Although I have never used mobx in JavaScript, its concepts were immediately apparent to me since they are essentially the same. I like that it simplifies things even if I find the use of decorators + build generation a bit magical. I also personally feel that relying on build generation for the state management layer could be annoying. After the UI layer, this is the layer that I find myself changing the most.

The best things that mobx has going for it are its ease of use and great documentation. It is second only to Bloc on this list in that you should be able to learn everything you need from mobx.netlify.app.

binder

Fresh out of the kitchen, binder was created by Romain Rastel. It is heavily inspired by Recoil and Riverpod, seeking to create a library that is easier to learn and has a much smaller API surface area.

When compared to other options, I would say that the mental hurdles are significantly lower since you're dealing with a very small API that benefits from adequate documentation.

binder in Action

binder docs

To get started with binder, install the library as a dependency:

dependencies:
  # ...other dependencies
  binder: ^0.1.5

Next, add the BinderScope to the root / entry-point of the app:

To create some state we will use a StateRef from binder and set some initial state:

Next, to mutate the state we will create a Logic class and a LogicRef from binder:

Now we can use the read, use, and watch extension methods on BuildContext to access the StateRef & LogicRef anywhere in the app. Here is the Notes UI implemented in binder:

Again, we'll uncomment home: SomePage() if we haven't already, and swap out SomePage with the widget we've defined above.

Verdict

binder is new. Like, just-announced-a-week-before-this-post new. So expecting the same level of documentation as these other libraries would be unfair. For its current state, it is well documented. Also, because binder borrows heavily from provider and riverpod in an effort to be as close to Recoil as possible, it was extremely easy for me to pick up this library and run.

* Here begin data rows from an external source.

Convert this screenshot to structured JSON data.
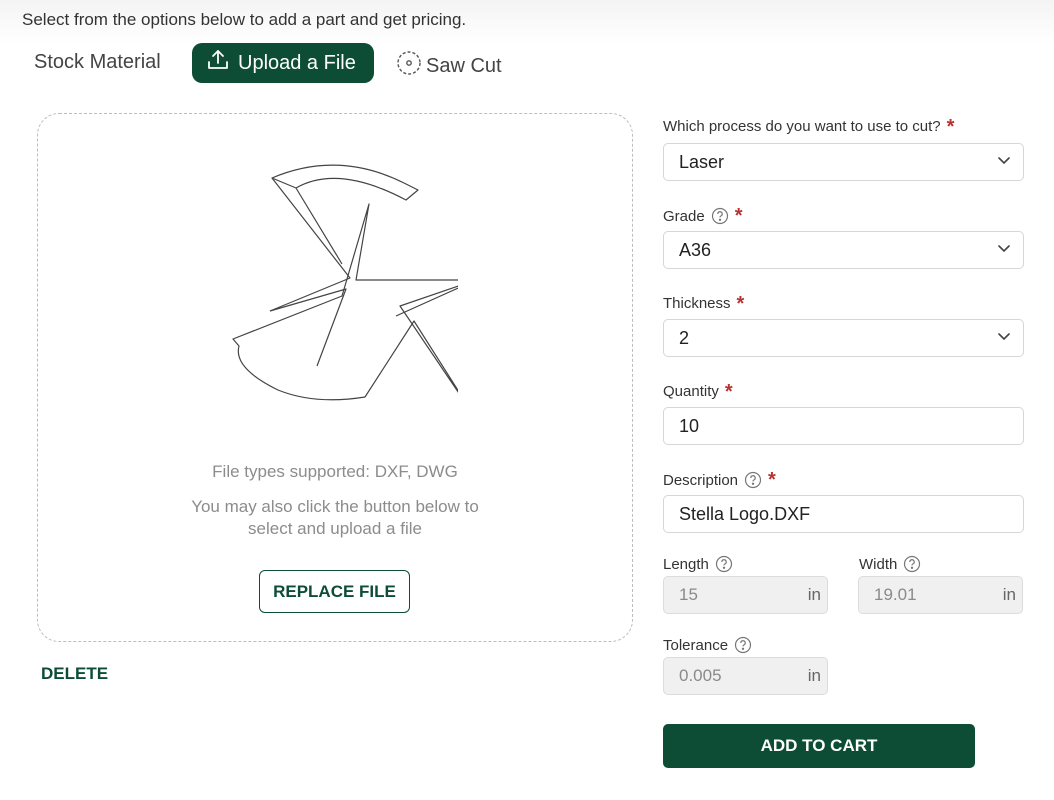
{
  "intro": "Select from the options below to add a part and get pricing.",
  "tabs": {
    "stock": "Stock Material",
    "upload": "Upload a File",
    "saw": "Saw Cut",
    "active": "upload"
  },
  "upload": {
    "file_types": "File types supported: DXF, DWG",
    "hint_line1": "You may also click the button below to",
    "hint_line2": "select and upload a file",
    "replace_button": "REPLACE FILE",
    "delete_link": "DELETE"
  },
  "form": {
    "process": {
      "label": "Which process do you want to use to cut?",
      "value": "Laser",
      "required": "*"
    },
    "grade": {
      "label": "Grade",
      "value": "A36",
      "required": "*"
    },
    "thickness": {
      "label": "Thickness",
      "value": "2",
      "required": "*"
    },
    "quantity": {
      "label": "Quantity",
      "value": "10",
      "required": "*"
    },
    "description": {
      "label": "Description",
      "value": "Stella Logo.DXF",
      "required": "*"
    },
    "length": {
      "label": "Length",
      "value": "15",
      "unit": "in"
    },
    "width": {
      "label": "Width",
      "value": "19.01",
      "unit": "in"
    },
    "tolerance": {
      "label": "Tolerance",
      "value": "0.005",
      "unit": "in"
    },
    "add_to_cart": "ADD TO CART"
  },
  "colors": {
    "brand_green": "#0d4d35",
    "required_red": "#b83232"
  },
  "icons": [
    "upload-icon",
    "saw-blade-icon",
    "chevron-down-icon",
    "help-circle-icon"
  ]
}
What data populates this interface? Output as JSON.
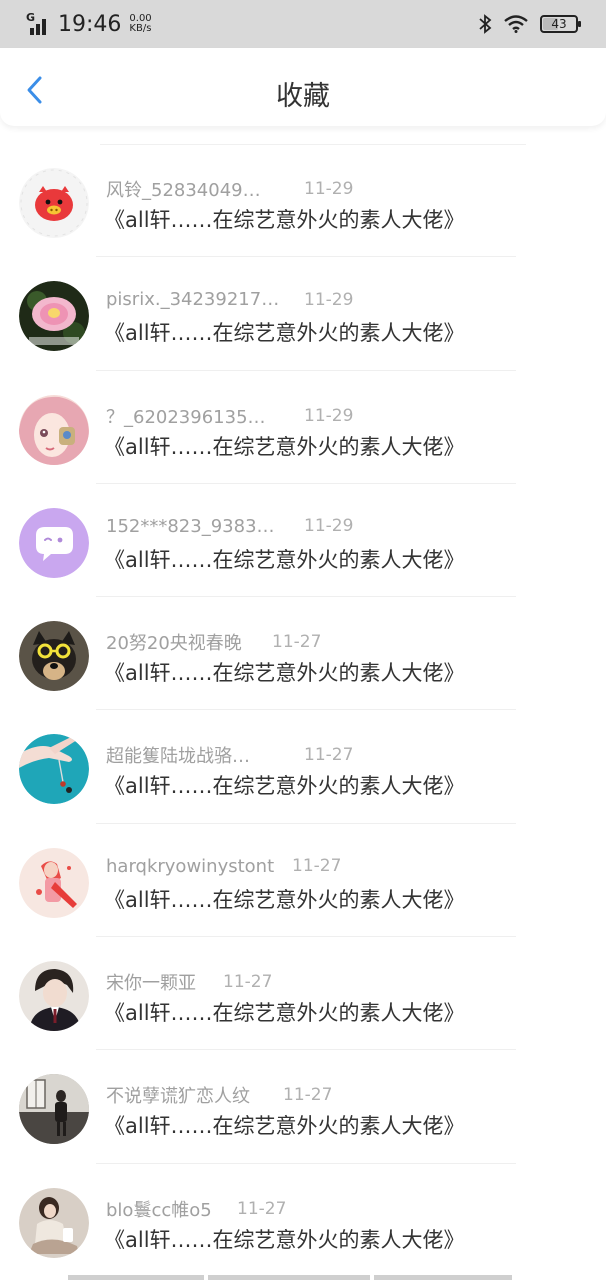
{
  "status_bar": {
    "network": "G",
    "time": "19:46",
    "speed_value": "0.00",
    "speed_unit": "KB/s",
    "battery": "43",
    "battery_level": 0.43
  },
  "header": {
    "title": "收藏",
    "accent_color": "#3b8ee8"
  },
  "items": [
    {
      "user": "风铃_52834049…",
      "date": "11-29",
      "title": "《all轩……在综艺意外火的素人大佬》",
      "avatar": "pig-avatar"
    },
    {
      "user": "pisrix._34239217…",
      "date": "11-29",
      "title": "《all轩……在综艺意外火的素人大佬》",
      "avatar": "flower-avatar"
    },
    {
      "user": "？_6202396135…",
      "date": "11-29",
      "title": "《all轩……在综艺意外火的素人大佬》",
      "avatar": "girl-avatar"
    },
    {
      "user": "152***823_9383…",
      "date": "11-29",
      "title": "《all轩……在综艺意外火的素人大佬》",
      "avatar": "chat-bubble-avatar"
    },
    {
      "user": "20努20央视春晚",
      "date": "11-27",
      "title": "《all轩……在综艺意外火的素人大佬》",
      "avatar": "dog-avatar"
    },
    {
      "user": "超能篗陆垅战骆…",
      "date": "11-27",
      "title": "《all轩……在综艺意外火的素人大佬》",
      "avatar": "hand-avatar"
    },
    {
      "user": "harqkryowinystont",
      "date": "11-27",
      "title": "《all轩……在综艺意外火的素人大佬》",
      "avatar": "illustration-avatar"
    },
    {
      "user": "宋你一颗亚",
      "date": "11-27",
      "title": "《all轩……在综艺意外火的素人大佬》",
      "avatar": "boy-avatar"
    },
    {
      "user": "不说孽谎犷恋人纹",
      "date": "11-27",
      "title": "《all轩……在综艺意外火的素人大佬》",
      "avatar": "room-avatar"
    },
    {
      "user": "blo鬟cc帷o5",
      "date": "11-27",
      "title": "《all轩……在综艺意外火的素人大佬》",
      "avatar": "sitting-girl-avatar"
    }
  ]
}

I have very high hopes for this library and I am looking forward to seeing more examples that highlight its benefits. If you take nothing else away, binder offers similar benefits to riverpod with a slimmed-down API surface area.

Conclusion

To be fair to each author, I want to restate that my preferences are subjective because they are based on my experience. Also, this is a basic example that doesn't include side-effects/asynchronicity or testing so it doesn't fully exercise the capabilities of these libraries.

Hopefully, this article has provided you with a basic understanding of how to accomplish the same task using each of these libraries and helped you identify their similarities and differences. Although I have my own preferences, I have no doubt that you can be effective with any entry on this list.

Prior art: React State 5 Ways

Comments (2)

Temitope Ajiboye's photo

This is a great article. I love how you explained each package for state management. Thank you.

Ryan Edge's photo

Thank you for the feedback!